We’ve established the fact that the Bible contains words that have to be read and reread and I’ve shared some of the ways that have helped me read biblical texts. Now, it’s time to finally talk about the literary nature of the Bible.
As I’ve been thinking about this introductory post about the literary genres of the Bible, I stumbled across the below video from the Bible Project, dealing with just that exact topic. So I thought, why withhold this excellent resource? And instead of offering 500 some words about the main genres and why they matter, I would instead like to direct our attention to the below 5-minute video.
Helpful, wasn’t it? In the coming weeks we will look at some specific genres, subgenres, and occasionally a unique book, more closely:
- How to read well: The Gospels
- How to read well: Parables
- How to read well: New Testament Letters
- How to read well: New Testament Historical Narrative
- How to read well: Old Testament Narratives
- How to read well: The Mosaic Law
- How to read well: The Prophets
- How to read well: The Psalms
- How to read well: Wisdom Literature
- How to read well: Apocalyptic Literature
Some of what I will be covering is based on the classic layman’s introduction on this topic: How to Read the Bible for All Its Worth, written by Gordon Fee & Douglas Stuart. I reviewed their companion book, “How to Read the Bible Book by Book”, here.

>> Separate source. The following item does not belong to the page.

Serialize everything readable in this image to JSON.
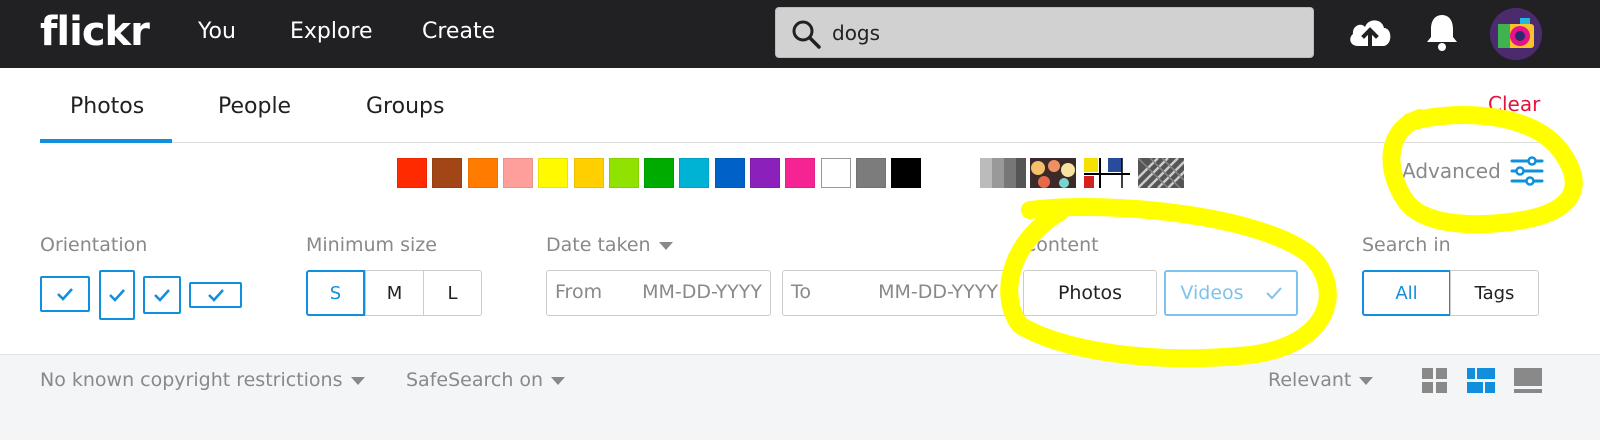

Rather than providing a word-heavy analysis of the genres, I will strive to offer concise but helpful things to look out for when reading a particular type of literature.
Grace & Peace